TORONTO (Reuters) - Canada’s banking watchdog is increasing its scrutiny of the consumer loan sector to make sure the country’s banks don’t lower their standards to boost lending volumes.
“What we are doing is stepping in to increase the monitoring of that portfolio,” Julie Dickson, head of the Office of the Superintendent of Financial Institutions (OSFI), said following a speech in Toronto on Monday.
Canada’s banks are considered among the strongest in the world, but they are facing the prospect of prolonged low interest rates, which narrow the margins they make on loans and mortgages.
Narrow margins pinched the banks’ profits in the most recent quarter, but that was partially offset by stronger lending volumes.
Canadian Finance Minister Jim Flaherty recently tightened mortgage standards, and Bank of Canada Governor Mark Carney has warned about consumer debt levels, saying that a sudden rise in interest rates could be catastrophic for overstretched borrowers.
Dickson said Canada’s big lenders have been prudent in their practices so far, but she warned against letting standards slide, by raising loan-to-value ratios, for instance, or waiving due diligence requirements.
“I think the concern is that the conditions are such that there would be tremendous pressure on banks to loosen those standards,” she said.
“It’s kind of an early warning on the part of OSFI.”
As banking regulator, OSFI is responsible for implementing global regulations agreed on by the Basel banking committee.
Lenders are phasing in more stringent capital and liquidity rules beginning in 2013, and global regulators will soon release a list of “too big to fail” banks that will face even tighter standards due to concerns their collapse could imperil the global financial sector.
Dickson told reporters that no Canadian bank is on that list of 28 lenders.
However, some worry that OSFI may apply tighter standards to several Canadian banks, determining them to be “too big to fail” on a national basis.
Canada’s banking sector is dominated by five large lenders.
“This is still the outstanding question,” said Terry Campbell, head of the Canadian Bankers Association, an umbrella group of Canadian banks.

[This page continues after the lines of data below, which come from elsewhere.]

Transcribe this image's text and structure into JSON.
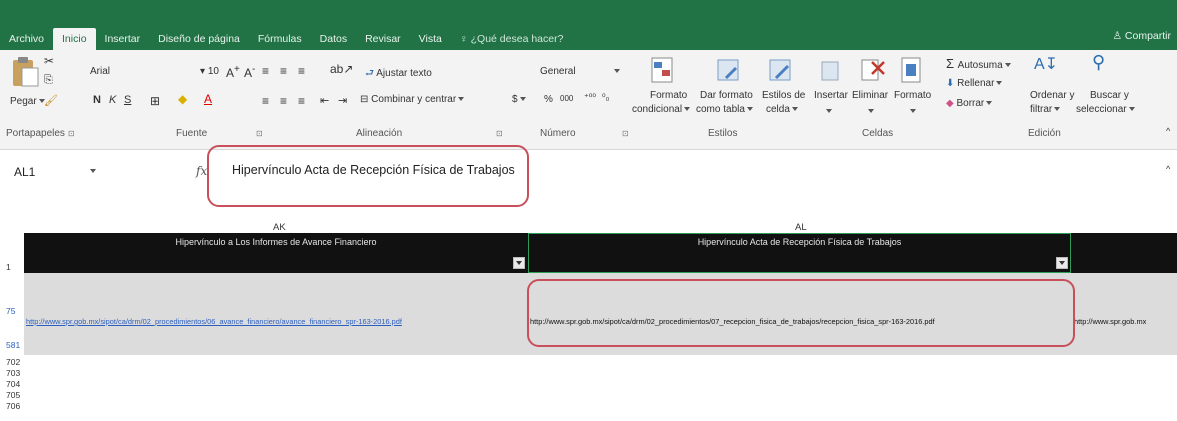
{
  "tabs": [
    "Archivo",
    "Inicio",
    "Insertar",
    "Diseño de página",
    "Fórmulas",
    "Datos",
    "Revisar",
    "Vista",
    "¿Qué desea hacer?"
  ],
  "share": "Compartir",
  "ribbon": {
    "paste": "Pegar",
    "font_name": "Arial",
    "font_size": "10",
    "bold": "N",
    "italic": "K",
    "underline": "S",
    "wrap_text": "Ajustar texto",
    "merge_center": "Combinar y centrar",
    "number_format": "General",
    "currency": "$",
    "percent": "%",
    "thousands": "000",
    "conditional_format_1": "Formato",
    "conditional_format_2": "condicional",
    "format_table_1": "Dar formato",
    "format_table_2": "como tabla",
    "cell_styles_1": "Estilos de",
    "cell_styles_2": "celda",
    "insert": "Insertar",
    "delete": "Eliminar",
    "format": "Formato",
    "autosum": "Autosuma",
    "fill": "Rellenar",
    "clear": "Borrar",
    "sort_1": "Ordenar y",
    "sort_2": "filtrar",
    "find_1": "Buscar y",
    "find_2": "seleccionar",
    "groups": {
      "clipboard": "Portapapeles",
      "font": "Fuente",
      "alignment": "Alineación",
      "number": "Número",
      "styles": "Estilos",
      "cells": "Celdas",
      "editing": "Edición"
    }
  },
  "formula_bar": {
    "name_box": "AL1",
    "fx": "fx",
    "content": "Hipervínculo Acta de Recepción Física de Trabajos"
  },
  "sheet": {
    "col_ak": "AK",
    "col_al": "AL",
    "header_ak": "Hipervínculo a Los Informes de Avance Financiero",
    "header_al": "Hipervínculo Acta de Recepción Física de Trabajos",
    "rows": [
      "1",
      "75",
      "581",
      "702",
      "703",
      "704",
      "705",
      "706"
    ],
    "link_ak": "http://www.spr.gob.mx/sipot/ca/drm/02_procedimientos/06_avance_financiero/avance_financiero_spr-163-2016.pdf",
    "link_al": "http://www.spr.gob.mx/sipot/ca/drm/02_procedimientos/07_recepcion_fisica_de_trabajos/recepcion_fisica_spr-163-2016.pdf",
    "link_am": "http://www.spr.gob.mx"
  },
  "colors": {
    "excel_green": "#217346",
    "annotation_red": "#c8505a",
    "link_blue": "#2d5fc0"
  }
}
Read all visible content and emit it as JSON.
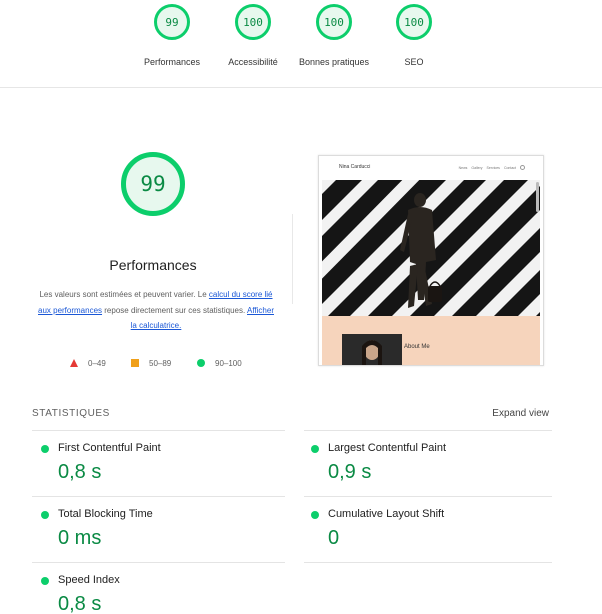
{
  "categories": [
    {
      "score": "99",
      "label": "Performances"
    },
    {
      "score": "100",
      "label": "Accessibilité"
    },
    {
      "score": "100",
      "label": "Bonnes pratiques"
    },
    {
      "score": "100",
      "label": "SEO"
    }
  ],
  "performance": {
    "score": "99",
    "title": "Performances",
    "desc_prefix": "Les valeurs sont estimées et peuvent varier. Le ",
    "link_calc": "calcul du score lié aux performances",
    "desc_middle": " repose directement sur ces statistiques. ",
    "link_calculator": "Afficher la calculatrice.",
    "legend": [
      {
        "shape": "triangle",
        "color": "#e53935",
        "range": "0–49"
      },
      {
        "shape": "square",
        "color": "#f0a01a",
        "range": "50–89"
      },
      {
        "shape": "circle",
        "color": "#0cce6b",
        "range": "90–100"
      }
    ]
  },
  "preview": {
    "site_name": "Nina Carducci",
    "nav_items": [
      "News",
      "Gallery",
      "Services",
      "Contact"
    ],
    "about_label": "About Me"
  },
  "stats": {
    "heading": "STATISTIQUES",
    "expand_label": "Expand view",
    "metrics": [
      {
        "name": "First Contentful Paint",
        "value": "0,8 s"
      },
      {
        "name": "Largest Contentful Paint",
        "value": "0,9 s"
      },
      {
        "name": "Total Blocking Time",
        "value": "0 ms"
      },
      {
        "name": "Cumulative Layout Shift",
        "value": "0"
      },
      {
        "name": "Speed Index",
        "value": "0,8 s"
      }
    ]
  },
  "colors": {
    "pass": "#0cce6b",
    "pass_text": "#0a8a44",
    "average": "#f0a01a",
    "fail": "#e53935",
    "link": "#1a57d6"
  }
}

“It remains to be seen what will happen on a national level.”
Reporting by Cameron French; editing by Peter Galloway